There is a reason why certain brilliant minds come up with incredible works of art, are known for their contributions to the betterment of the entire world, or simply for their understanding of the world’s practicalities as seen through the “eyes” of economic theory. There are usually no surprises when such “Beautiful Minds” are also found deserving of the Nobel Prize.
Take as an example John Forbes Nash (who won the Nobel Prize for economics in 1994) and his contribution to the game theory. More than five decades after he wrote his PhD dissertation, the Nash equilibrium — or lack thereof in certain instances — can still explain why certain economic events occur.
The Nash equilibrium is a proposed solution to a “game” between two or more players, whereby none of the players has anything to gain if they change either the rules of the game or their own strategy unilaterally. Considering the status quo among the players and their offsetting strategies, Nash equilibrium has been achieved.
A variation on the Nash equilibrium is something called the Prisoner’s Dilemma, in which the equilibrium does exist, but in terms of both players “cheating” and switching their strategies sort of midstream. Since “cheating” is considered an inferior game solution to “not cheating,” such a strategy is also deemed inherently unstable, and thus incapable of achieving real equilibrium.
One could say that when the world hit the 21st Century, the “game” was elevated to a whole new level. A number of economic events since 2000 have contributed to what we now fearfully label as the global credit crisis.
The late 1990s were marked with exorbitant stock market valuations, which resulted in a bubble and then a spectacular crash. To prevent the recession, the Fed dropped interest rates all the way down to one percent in 2003 and kept them at that level for an entire year. As a result, another two more bubbles were created — the credit bubble and real estate bubble.
With easy credit, largely artificial economic expansion and continuously elevated money supply, the institutional pools of money swelled to historic proportions, and they simply had to do something with it. And what did they do? They created an enormous market for structured investment vehicles (SIVs), the size of which grew to $350 billion.
Structured investment vehicles are bank-run types of investment that were created with the intention of exploiting the imbalance between short-term borrowing rates and typically higher long-term expected returns on mortgage-backed securities, for example.

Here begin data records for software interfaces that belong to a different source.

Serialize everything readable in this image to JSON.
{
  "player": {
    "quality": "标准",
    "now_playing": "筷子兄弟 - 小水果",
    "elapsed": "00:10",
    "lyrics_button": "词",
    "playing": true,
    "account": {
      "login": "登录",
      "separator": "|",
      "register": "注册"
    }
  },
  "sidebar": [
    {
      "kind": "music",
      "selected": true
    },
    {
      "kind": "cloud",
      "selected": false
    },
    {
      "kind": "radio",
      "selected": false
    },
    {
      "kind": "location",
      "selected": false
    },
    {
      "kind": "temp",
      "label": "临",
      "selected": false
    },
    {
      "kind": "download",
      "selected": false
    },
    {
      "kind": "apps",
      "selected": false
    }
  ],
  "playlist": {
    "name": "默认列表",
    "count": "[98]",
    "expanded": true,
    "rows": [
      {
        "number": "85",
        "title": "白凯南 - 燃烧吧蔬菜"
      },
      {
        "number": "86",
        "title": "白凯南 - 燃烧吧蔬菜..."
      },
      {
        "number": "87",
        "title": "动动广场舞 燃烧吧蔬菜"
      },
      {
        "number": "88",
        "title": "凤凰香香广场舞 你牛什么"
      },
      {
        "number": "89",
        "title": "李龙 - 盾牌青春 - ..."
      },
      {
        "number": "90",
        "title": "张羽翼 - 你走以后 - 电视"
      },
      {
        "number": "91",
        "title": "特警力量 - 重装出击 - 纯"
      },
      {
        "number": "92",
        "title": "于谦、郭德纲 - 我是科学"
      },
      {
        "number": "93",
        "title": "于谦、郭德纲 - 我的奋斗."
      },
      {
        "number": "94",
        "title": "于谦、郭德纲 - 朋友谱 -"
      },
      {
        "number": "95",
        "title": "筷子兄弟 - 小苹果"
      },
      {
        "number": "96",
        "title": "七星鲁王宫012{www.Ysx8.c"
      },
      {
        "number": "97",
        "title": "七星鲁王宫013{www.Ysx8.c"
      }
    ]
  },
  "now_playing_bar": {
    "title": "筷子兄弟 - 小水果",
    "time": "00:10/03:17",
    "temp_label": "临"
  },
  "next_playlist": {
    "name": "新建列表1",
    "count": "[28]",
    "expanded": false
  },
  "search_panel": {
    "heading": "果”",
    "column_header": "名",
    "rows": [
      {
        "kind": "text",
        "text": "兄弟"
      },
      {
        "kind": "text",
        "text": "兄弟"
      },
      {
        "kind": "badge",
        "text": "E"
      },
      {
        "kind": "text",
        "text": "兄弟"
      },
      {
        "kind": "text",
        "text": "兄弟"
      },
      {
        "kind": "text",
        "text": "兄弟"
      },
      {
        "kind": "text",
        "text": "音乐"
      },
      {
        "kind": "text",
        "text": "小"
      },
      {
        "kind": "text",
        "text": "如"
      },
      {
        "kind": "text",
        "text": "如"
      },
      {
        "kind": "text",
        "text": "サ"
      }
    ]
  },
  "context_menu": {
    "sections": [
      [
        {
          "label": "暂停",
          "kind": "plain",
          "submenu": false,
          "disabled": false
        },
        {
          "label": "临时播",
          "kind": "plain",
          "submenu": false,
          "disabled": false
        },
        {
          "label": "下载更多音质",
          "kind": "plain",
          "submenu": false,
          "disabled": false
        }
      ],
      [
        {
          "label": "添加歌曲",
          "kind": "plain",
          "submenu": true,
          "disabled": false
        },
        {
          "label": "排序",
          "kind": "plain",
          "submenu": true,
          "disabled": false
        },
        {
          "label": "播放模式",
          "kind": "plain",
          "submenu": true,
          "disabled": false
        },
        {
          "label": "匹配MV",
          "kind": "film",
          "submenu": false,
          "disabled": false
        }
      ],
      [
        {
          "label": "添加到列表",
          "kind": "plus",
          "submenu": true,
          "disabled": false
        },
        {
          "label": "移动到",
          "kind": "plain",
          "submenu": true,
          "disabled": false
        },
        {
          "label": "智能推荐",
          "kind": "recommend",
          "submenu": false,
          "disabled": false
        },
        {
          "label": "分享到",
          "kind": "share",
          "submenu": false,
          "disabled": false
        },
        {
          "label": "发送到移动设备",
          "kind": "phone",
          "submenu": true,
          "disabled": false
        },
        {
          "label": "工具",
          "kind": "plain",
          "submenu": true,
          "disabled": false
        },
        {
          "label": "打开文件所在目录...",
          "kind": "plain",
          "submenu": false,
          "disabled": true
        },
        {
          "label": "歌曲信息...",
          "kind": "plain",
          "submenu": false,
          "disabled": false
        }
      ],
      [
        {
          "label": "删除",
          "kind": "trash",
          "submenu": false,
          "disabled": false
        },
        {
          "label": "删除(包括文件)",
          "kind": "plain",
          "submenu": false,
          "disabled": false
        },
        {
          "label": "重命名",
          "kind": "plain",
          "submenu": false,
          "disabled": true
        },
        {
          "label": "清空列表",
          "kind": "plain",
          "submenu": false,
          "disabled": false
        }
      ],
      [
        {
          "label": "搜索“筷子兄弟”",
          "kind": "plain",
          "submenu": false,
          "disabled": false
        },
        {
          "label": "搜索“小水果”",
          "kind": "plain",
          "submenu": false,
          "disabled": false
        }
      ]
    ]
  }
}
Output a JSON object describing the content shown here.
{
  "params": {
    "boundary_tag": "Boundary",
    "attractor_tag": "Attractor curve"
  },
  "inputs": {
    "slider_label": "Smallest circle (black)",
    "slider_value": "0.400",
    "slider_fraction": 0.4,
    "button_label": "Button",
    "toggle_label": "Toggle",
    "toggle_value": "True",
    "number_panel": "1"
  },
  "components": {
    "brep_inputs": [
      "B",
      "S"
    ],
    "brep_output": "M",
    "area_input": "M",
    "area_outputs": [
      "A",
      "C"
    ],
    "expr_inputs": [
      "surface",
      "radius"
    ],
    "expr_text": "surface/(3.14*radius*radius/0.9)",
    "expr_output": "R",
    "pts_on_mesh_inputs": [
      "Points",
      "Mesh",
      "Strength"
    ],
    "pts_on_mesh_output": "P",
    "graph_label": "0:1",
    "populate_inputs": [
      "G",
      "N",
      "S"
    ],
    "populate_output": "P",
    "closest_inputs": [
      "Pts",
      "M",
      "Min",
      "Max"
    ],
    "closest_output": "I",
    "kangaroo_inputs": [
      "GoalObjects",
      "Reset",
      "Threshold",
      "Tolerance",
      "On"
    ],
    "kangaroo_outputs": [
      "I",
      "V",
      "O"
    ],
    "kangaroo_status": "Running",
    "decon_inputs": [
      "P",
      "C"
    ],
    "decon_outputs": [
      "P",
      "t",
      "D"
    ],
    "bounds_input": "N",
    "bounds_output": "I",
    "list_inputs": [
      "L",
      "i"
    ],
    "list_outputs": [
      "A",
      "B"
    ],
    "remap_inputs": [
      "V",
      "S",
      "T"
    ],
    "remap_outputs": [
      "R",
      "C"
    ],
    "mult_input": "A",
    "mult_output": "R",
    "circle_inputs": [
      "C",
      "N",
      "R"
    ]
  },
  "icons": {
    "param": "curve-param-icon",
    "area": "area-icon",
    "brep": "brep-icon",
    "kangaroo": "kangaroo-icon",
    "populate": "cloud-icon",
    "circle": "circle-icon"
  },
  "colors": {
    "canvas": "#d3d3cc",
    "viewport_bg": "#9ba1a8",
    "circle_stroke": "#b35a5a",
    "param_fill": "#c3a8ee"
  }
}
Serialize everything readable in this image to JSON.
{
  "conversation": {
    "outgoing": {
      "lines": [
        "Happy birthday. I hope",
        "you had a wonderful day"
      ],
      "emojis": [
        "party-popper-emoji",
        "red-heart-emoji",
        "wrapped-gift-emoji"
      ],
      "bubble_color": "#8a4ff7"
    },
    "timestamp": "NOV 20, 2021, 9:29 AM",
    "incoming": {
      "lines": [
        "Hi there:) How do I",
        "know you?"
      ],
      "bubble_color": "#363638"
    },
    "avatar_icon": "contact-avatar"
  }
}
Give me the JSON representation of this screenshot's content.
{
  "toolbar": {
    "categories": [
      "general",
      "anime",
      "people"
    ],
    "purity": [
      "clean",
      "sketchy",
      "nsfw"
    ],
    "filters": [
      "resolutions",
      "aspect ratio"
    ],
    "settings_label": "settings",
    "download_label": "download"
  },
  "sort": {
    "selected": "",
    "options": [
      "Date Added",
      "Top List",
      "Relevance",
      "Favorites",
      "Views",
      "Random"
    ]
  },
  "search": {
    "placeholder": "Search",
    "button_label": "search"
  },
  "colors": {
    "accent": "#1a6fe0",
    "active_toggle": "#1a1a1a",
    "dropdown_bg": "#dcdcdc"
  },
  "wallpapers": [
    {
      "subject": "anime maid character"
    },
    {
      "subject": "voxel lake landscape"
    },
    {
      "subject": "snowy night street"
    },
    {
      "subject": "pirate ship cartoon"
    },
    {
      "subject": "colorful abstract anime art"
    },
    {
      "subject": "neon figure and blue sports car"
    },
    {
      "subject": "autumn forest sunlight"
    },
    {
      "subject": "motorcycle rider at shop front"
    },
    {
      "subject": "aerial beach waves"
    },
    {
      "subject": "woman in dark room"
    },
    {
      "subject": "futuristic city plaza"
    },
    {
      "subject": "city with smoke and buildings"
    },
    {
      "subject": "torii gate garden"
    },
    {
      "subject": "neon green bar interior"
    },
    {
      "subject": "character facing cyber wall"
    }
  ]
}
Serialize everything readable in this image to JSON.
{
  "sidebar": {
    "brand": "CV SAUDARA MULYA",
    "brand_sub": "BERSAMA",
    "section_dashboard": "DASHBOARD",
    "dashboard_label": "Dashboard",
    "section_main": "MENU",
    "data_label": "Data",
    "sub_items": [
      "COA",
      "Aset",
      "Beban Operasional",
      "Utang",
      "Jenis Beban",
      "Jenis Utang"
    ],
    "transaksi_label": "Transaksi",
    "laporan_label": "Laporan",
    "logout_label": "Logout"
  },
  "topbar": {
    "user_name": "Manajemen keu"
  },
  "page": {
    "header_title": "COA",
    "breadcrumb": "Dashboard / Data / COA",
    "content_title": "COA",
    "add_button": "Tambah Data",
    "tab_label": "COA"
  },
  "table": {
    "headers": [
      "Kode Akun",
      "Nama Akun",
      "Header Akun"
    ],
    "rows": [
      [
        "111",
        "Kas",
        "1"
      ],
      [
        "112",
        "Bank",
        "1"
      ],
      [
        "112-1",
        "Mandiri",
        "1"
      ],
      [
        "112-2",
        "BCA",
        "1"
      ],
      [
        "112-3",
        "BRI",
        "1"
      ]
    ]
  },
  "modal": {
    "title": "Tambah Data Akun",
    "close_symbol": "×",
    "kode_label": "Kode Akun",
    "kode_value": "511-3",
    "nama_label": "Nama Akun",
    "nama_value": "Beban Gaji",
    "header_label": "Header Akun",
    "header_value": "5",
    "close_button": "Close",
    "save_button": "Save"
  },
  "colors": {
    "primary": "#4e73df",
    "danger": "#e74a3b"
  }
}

The only problem with bunches of mortgages packaged together and wrapped in the issuing entity’s credit rating (and not the credit rating of each asset included in the SIV) is that the players really don’t know the rules of the game, which is why they cannot also devise an applicable investment strategy.
As a result, one side (buyers) has to base their strategies on information provided by the other side (sellers). In other words, since buyers have no other recourse but to believe every word coming out of sellers’ mouths, Nash’s equilibrium has been distorted because sellers have every incentive to “cheat” and buyers have virtually no maneuvering space to “cheat” as well, or to establish at least the inferior equilibrium, the Prisoner’s Dilemma.
If only the consequences of playing this game were not so serious and so far-reaching. Not only is the subprime lending market in trouble, but so are the banks that created those ill-fated SIVs, the investors who bought them, and even solid, innocent loans that were bunched together with a number of bad apples.
At this point, unfortunately, there isn’t much anyone can do. We’ll keep watch at the Fed’s next week’s meeting with the Reserve Board, where the credit market will top the agenda yet again, as will the issue of whether to further trim interest rates. Most observers agree interest rates will continue going down for the time being. However, what no one is certain of is how much further down interest rates will have to go to resolve today’s flavor of the Prisoners’ Dilemma. It seems these days that it is darned if you do, and darned if you don’t.